Task directions:
A single figure is wanted: the count of lines below containing the string "Position".

Element data from apps and pages
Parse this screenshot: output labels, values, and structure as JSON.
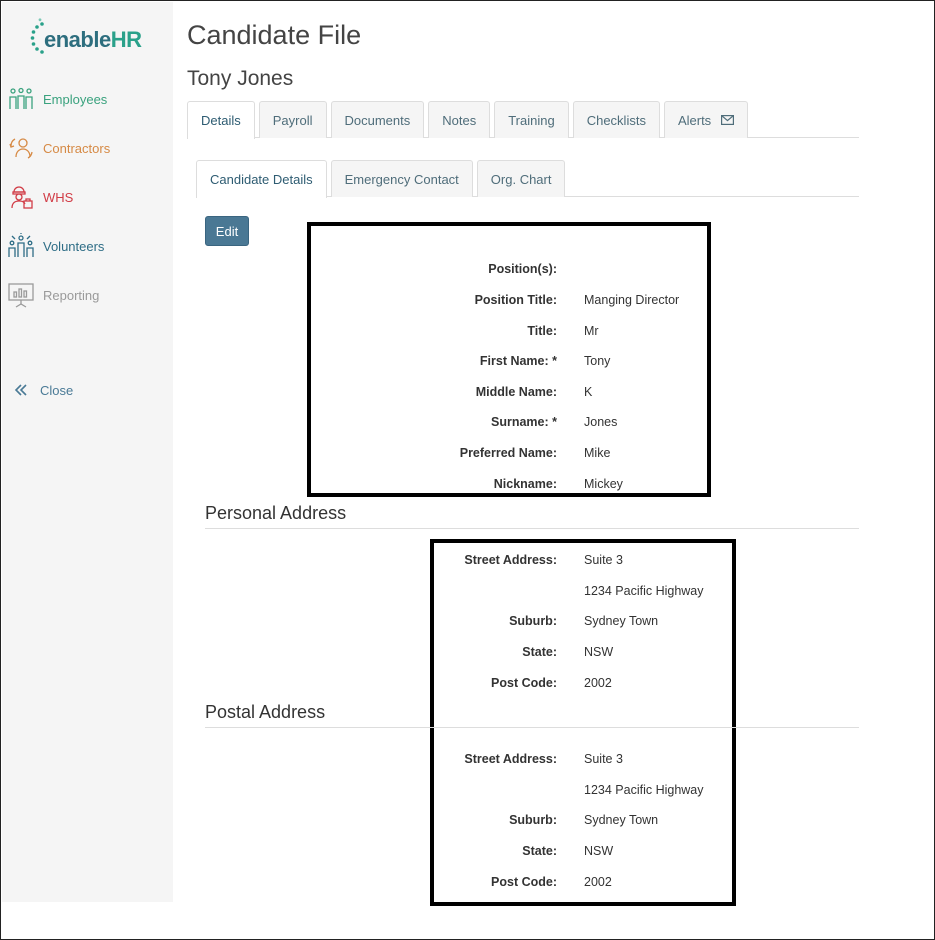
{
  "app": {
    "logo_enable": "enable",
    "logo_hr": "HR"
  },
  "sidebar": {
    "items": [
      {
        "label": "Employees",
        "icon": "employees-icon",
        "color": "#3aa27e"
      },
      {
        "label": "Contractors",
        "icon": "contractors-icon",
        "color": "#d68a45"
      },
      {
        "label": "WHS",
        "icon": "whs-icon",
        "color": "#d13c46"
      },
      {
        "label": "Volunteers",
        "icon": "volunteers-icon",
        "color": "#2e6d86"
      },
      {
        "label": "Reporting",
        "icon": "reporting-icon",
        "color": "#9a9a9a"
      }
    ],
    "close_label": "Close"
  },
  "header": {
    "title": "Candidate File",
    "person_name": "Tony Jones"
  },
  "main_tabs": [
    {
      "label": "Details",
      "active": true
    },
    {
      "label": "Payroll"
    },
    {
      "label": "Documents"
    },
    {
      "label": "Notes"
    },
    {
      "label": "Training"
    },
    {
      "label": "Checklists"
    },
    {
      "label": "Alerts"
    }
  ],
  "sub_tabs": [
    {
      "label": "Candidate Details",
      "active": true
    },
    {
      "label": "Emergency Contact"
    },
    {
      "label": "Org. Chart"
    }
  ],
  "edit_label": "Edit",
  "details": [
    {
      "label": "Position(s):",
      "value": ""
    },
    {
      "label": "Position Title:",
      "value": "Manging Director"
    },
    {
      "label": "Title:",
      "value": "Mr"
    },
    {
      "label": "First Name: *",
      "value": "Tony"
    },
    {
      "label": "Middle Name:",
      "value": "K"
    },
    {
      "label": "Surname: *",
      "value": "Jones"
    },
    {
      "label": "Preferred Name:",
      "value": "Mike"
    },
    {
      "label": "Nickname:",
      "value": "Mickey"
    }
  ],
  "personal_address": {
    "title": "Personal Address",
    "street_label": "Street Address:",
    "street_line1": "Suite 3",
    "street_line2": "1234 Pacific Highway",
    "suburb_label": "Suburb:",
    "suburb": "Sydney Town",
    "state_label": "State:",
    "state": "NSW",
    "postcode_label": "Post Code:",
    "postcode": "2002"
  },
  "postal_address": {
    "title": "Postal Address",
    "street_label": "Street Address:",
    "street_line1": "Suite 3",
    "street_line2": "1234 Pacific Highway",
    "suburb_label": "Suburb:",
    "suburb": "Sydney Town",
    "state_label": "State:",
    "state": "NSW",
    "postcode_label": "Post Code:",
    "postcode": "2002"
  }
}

Answer section:
2